- _EXERCISE PROMPT_
Set each entry down exactly as written.

- _WORKING DATA_
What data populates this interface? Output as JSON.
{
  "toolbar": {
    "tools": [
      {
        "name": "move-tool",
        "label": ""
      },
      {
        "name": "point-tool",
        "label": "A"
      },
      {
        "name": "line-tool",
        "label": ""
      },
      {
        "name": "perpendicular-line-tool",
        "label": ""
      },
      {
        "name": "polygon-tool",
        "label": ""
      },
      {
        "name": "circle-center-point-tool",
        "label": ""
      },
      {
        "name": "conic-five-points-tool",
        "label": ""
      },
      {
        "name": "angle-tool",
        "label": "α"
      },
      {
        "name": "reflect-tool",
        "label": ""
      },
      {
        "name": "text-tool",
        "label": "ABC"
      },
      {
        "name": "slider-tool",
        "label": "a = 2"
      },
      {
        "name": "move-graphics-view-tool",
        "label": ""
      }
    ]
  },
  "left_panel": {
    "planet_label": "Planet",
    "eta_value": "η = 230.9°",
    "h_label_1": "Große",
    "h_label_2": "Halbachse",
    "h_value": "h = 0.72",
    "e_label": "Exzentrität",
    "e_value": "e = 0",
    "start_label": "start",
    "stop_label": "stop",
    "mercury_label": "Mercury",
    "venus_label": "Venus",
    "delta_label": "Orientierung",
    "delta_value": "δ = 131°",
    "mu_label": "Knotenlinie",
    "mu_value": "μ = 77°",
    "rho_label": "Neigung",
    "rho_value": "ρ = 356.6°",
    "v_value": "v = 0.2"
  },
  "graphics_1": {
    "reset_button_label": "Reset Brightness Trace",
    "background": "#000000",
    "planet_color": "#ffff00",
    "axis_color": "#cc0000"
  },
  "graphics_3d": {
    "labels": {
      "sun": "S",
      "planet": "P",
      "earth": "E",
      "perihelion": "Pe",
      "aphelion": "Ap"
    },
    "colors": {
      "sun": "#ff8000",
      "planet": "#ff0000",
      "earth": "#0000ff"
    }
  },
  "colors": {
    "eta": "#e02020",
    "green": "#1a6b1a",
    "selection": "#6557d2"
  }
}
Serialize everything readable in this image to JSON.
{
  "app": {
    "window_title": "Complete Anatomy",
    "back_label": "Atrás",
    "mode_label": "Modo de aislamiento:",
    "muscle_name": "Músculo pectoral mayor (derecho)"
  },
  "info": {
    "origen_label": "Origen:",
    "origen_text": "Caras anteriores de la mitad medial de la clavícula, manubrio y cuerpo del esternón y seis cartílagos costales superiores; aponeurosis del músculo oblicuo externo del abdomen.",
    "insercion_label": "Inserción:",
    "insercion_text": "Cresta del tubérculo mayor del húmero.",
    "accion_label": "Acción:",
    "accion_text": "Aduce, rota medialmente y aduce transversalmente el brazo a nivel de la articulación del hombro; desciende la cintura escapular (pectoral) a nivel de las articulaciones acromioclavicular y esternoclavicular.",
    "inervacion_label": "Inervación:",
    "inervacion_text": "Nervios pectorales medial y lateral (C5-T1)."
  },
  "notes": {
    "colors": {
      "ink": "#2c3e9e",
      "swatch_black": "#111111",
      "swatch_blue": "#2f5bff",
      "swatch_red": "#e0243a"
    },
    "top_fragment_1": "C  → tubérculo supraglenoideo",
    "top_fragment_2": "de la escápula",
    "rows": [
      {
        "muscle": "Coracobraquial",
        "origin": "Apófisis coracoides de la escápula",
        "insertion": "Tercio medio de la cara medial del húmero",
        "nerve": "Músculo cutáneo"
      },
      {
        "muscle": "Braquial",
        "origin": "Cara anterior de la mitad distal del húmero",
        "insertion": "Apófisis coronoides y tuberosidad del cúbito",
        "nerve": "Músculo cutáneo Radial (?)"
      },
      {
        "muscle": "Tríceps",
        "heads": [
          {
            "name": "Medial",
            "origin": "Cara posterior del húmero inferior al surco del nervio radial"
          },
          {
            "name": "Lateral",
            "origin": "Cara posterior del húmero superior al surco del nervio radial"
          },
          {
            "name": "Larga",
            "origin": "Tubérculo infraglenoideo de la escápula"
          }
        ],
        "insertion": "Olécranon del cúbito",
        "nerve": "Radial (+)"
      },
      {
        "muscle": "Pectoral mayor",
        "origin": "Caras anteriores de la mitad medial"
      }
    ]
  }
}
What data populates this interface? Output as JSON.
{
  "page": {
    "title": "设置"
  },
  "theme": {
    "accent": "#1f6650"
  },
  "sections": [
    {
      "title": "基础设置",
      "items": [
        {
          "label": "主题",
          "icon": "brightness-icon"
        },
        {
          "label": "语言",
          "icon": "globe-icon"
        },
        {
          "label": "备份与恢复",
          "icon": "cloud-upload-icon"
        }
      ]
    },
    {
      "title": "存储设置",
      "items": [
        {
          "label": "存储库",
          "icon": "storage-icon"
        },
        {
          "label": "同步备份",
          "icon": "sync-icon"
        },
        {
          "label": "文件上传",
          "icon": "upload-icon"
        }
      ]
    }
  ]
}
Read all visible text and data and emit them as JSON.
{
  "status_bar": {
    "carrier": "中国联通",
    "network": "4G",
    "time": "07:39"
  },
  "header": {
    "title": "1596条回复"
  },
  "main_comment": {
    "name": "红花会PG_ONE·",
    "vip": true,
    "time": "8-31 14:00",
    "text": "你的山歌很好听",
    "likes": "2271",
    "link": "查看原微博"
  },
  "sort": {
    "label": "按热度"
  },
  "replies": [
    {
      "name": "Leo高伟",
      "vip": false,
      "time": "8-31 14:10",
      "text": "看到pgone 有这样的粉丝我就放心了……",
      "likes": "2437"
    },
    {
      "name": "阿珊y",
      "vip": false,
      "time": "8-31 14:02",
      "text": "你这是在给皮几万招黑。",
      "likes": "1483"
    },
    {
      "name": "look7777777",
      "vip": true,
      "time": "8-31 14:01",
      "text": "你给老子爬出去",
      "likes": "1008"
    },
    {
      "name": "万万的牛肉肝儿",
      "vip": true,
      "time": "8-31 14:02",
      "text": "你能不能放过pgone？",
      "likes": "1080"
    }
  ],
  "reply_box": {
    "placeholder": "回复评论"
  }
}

- _REPLY TO THE TASK_
What data populates this interface? Output as JSON.
{
  "toolbar": {
    "tools": [
      {
        "name": "move-tool",
        "label": ""
      },
      {
        "name": "point-tool",
        "label": "A"
      },
      {
        "name": "line-tool",
        "label": ""
      },
      {
        "name": "perpendicular-line-tool",
        "label": ""
      },
      {
        "name": "polygon-tool",
        "label": ""
      },
      {
        "name": "circle-center-point-tool",
        "label": ""
      },
      {
        "name": "conic-five-points-tool",
        "label": ""
      },
      {
        "name": "angle-tool",
        "label": "α"
      },
      {
        "name": "reflect-tool",
        "label": ""
      },
      {
        "name": "text-tool",
        "label": "ABC"
      },
      {
        "name": "slider-tool",
        "label": "a = 2"
      },
      {
        "name": "move-graphics-view-tool",
        "label": ""
      }
    ]
  },
  "left_panel": {
    "planet_label": "Planet",
    "eta_value": "η = 230.9°",
    "h_label_1": "Große",
    "h_label_2": "Halbachse",
    "h_value": "h = 0.72",
    "e_label": "Exzentrität",
    "e_value": "e = 0",
    "start_label": "start",
    "stop_label": "stop",
    "mercury_label": "Mercury",
    "venus_label": "Venus",
    "delta_label": "Orientierung",
    "delta_value": "δ = 131°",
    "mu_label": "Knotenlinie",
    "mu_value": "μ = 77°",
    "rho_label": "Neigung",
    "rho_value": "ρ = 356.6°",
    "v_value": "v = 0.2"
  },
  "graphics_1": {
    "reset_button_label": "Reset Brightness Trace",
    "background": "#000000",
    "planet_color": "#ffff00",
    "axis_color": "#cc0000"
  },
  "graphics_3d": {
    "labels": {
      "sun": "S",
      "planet": "P",
      "earth": "E",
      "perihelion": "Pe",
      "aphelion": "Ap"
    },
    "colors": {
      "sun": "#ff8000",
      "planet": "#ff0000",
      "earth": "#0000ff"
    }
  },
  "colors": {
    "eta": "#e02020",
    "green": "#1a6b1a",
    "selection": "#6557d2"
  }
}
Serialize everything readable in this image to JSON.
{
  "app": {
    "window_title": "Complete Anatomy",
    "back_label": "Atrás",
    "mode_label": "Modo de aislamiento:",
    "muscle_name": "Músculo pectoral mayor (derecho)"
  },
  "info": {
    "origen_label": "Origen:",
    "origen_text": "Caras anteriores de la mitad medial de la clavícula, manubrio y cuerpo del esternón y seis cartílagos costales superiores; aponeurosis del músculo oblicuo externo del abdomen.",
    "insercion_label": "Inserción:",
    "insercion_text": "Cresta del tubérculo mayor del húmero.",
    "accion_label": "Acción:",
    "accion_text": "Aduce, rota medialmente y aduce transversalmente el brazo a nivel de la articulación del hombro; desciende la cintura escapular (pectoral) a nivel de las articulaciones acromioclavicular y esternoclavicular.",
    "inervacion_label": "Inervación:",
    "inervacion_text": "Nervios pectorales medial y lateral (C5-T1)."
  },
  "notes": {
    "colors": {
      "ink": "#2c3e9e",
      "swatch_black": "#111111",
      "swatch_blue": "#2f5bff",
      "swatch_red": "#e0243a"
    },
    "top_fragment_1": "C  → tubérculo supraglenoideo",
    "top_fragment_2": "de la escápula",
    "rows": [
      {
        "muscle": "Coracobraquial",
        "origin": "Apófisis coracoides de la escápula",
        "insertion": "Tercio medio de la cara medial del húmero",
        "nerve": "Músculo cutáneo"
      },
      {
        "muscle": "Braquial",
        "origin": "Cara anterior de la mitad distal del húmero",
        "insertion": "Apófisis coronoides y tuberosidad del cúbito",
        "nerve": "Músculo cutáneo Radial (?)"
      },
      {
        "muscle": "Tríceps",
        "heads": [
          {
            "name": "Medial",
            "origin": "Cara posterior del húmero inferior al surco del nervio radial"
          },
          {
            "name": "Lateral",
            "origin": "Cara posterior del húmero superior al surco del nervio radial"
          },
          {
            "name": "Larga",
            "origin": "Tubérculo infraglenoideo de la escápula"
          }
        ],
        "insertion": "Olécranon del cúbito",
        "nerve": "Radial (+)"
      },
      {
        "muscle": "Pectoral mayor",
        "origin": "Caras anteriores de la mitad medial"
      }
    ]
  }
}
What data populates this interface? Output as JSON.
{
  "page": {
    "title": "设置"
  },
  "theme": {
    "accent": "#1f6650"
  },
  "sections": [
    {
      "title": "基础设置",
      "items": [
        {
          "label": "主题",
          "icon": "brightness-icon"
        },
        {
          "label": "语言",
          "icon": "globe-icon"
        },
        {
          "label": "备份与恢复",
          "icon": "cloud-upload-icon"
        }
      ]
    },
    {
      "title": "存储设置",
      "items": [
        {
          "label": "存储库",
          "icon": "storage-icon"
        },
        {
          "label": "同步备份",
          "icon": "sync-icon"
        },
        {
          "label": "文件上传",
          "icon": "upload-icon"
        }
      ]
    }
  ]
}
Read all visible text and data and emit them as JSON.
{
  "status_bar": {
    "carrier": "中国联通",
    "network": "4G",
    "time": "07:39"
  },
  "header": {
    "title": "1596条回复"
  },
  "main_comment": {
    "name": "红花会PG_ONE·",
    "vip": true,
    "time": "8-31 14:00",
    "text": "你的山歌很好听",
    "likes": "2271",
    "link": "查看原微博"
  },
  "sort": {
    "label": "按热度"
  },
  "replies": [
    {
      "name": "Leo高伟",
      "vip": false,
      "time": "8-31 14:10",
      "text": "看到pgone 有这样的粉丝我就放心了……",
      "likes": "2437"
    },
    {
      "name": "阿珊y",
      "vip": false,
      "time": "8-31 14:02",
      "text": "你这是在给皮几万招黑。",
      "likes": "1483"
    },
    {
      "name": "look7777777",
      "vip": true,
      "time": "8-31 14:01",
      "text": "你给老子爬出去",
      "likes": "1008"
    },
    {
      "name": "万万的牛肉肝儿",
      "vip": true,
      "time": "8-31 14:02",
      "text": "你能不能放过pgone？",
      "likes": "1080"
    }
  ],
  "reply_box": {
    "placeholder": "回复评论"
  }
}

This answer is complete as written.